They used a nifty portion control tool called "The Diet Plate," which is a dinner plate decorated with outlines for appropriate servings of a dinner meal: carbohydrates, proteins, cheeses, sauces, and vegetables. "The Diet Plate" also comes with a cereal bowl with concentric rings painted around the inside, which indicate appropriate servings of various types of dry cereal.

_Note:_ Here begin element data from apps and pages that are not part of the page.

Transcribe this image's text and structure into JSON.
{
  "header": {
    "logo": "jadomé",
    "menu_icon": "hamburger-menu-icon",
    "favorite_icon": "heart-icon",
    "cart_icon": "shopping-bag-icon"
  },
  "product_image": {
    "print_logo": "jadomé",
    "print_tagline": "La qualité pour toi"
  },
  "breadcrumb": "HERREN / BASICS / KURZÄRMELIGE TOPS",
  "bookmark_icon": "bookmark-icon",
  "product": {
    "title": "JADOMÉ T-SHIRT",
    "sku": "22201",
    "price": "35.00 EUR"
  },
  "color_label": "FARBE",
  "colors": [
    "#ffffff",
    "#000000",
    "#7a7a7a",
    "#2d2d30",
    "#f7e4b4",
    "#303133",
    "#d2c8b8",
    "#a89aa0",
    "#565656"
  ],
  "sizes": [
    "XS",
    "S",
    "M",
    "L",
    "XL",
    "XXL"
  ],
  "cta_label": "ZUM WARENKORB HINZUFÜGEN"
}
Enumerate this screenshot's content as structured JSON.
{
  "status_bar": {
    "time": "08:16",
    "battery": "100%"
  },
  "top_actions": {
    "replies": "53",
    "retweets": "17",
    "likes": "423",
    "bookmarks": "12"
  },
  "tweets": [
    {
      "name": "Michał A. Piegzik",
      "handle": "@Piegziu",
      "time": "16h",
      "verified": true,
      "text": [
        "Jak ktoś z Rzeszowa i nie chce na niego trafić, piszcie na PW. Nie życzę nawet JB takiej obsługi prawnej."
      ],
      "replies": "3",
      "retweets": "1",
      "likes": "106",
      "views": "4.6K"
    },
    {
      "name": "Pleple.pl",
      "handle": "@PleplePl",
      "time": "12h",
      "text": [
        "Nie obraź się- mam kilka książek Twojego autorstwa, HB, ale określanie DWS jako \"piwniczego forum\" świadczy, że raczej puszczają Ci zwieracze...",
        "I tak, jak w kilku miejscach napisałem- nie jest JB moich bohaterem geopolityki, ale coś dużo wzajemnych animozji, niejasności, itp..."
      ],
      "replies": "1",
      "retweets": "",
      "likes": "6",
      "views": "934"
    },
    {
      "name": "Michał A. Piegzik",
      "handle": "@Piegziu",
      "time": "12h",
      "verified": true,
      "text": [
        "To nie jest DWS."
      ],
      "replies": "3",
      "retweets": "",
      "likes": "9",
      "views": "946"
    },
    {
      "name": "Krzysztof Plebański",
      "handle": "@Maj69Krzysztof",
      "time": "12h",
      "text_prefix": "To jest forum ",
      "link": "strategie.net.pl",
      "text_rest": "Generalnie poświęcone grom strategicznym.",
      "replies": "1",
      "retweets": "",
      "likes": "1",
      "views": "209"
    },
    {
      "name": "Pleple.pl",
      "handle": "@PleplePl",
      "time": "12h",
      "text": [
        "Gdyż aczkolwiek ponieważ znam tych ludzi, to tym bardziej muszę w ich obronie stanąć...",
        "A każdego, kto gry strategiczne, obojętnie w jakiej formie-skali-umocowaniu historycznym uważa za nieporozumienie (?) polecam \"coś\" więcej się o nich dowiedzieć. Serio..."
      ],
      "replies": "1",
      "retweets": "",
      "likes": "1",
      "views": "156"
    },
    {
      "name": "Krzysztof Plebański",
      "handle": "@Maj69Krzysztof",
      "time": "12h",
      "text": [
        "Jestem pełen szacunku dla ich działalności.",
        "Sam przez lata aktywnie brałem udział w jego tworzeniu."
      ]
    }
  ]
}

For the study, the scientists recruited 122 obese men and women. All had type 2 diabetes, but only 40% of the subjects were diabetics using insulin to manage their blood sugar. Approximately half of the test subjects were given a Diet Plate and cereal bowl and taught how to use them. They were told to use the cereal bowl whenever they ate cereal for breakfast, and to use the Diet Plate for their largest daily meal, when they ate at home. Subjects were also instructed not to eat more than usual at other times of the day. The other half of the test subjects acted as the control group: they received their usual care from their doctors and dietitians.
In the six months of the study, those using the calibrated plates and bowls lost "significantly more" weight than those who were in the control group. In fact, those who lost weight using the tools lost between 1.8% and 5.7% of their body weight - which is equivalent to a 300-pound man losing between 5.4 and 17.1 pounds (remember that all of the test subjects were clinically obese). These results are comparable to the results seen in studies of prescription weight loss medications.
What's really amazing about this study is that even those who were on insulin lost weight, and we doctors know that it's notoriously difficult for those who are on insulin to lose weight. If it will work for those who are on insulin, just sticking to standard portion sizes will work for someone who is otherwise healthy.
First posted: September 17, 2008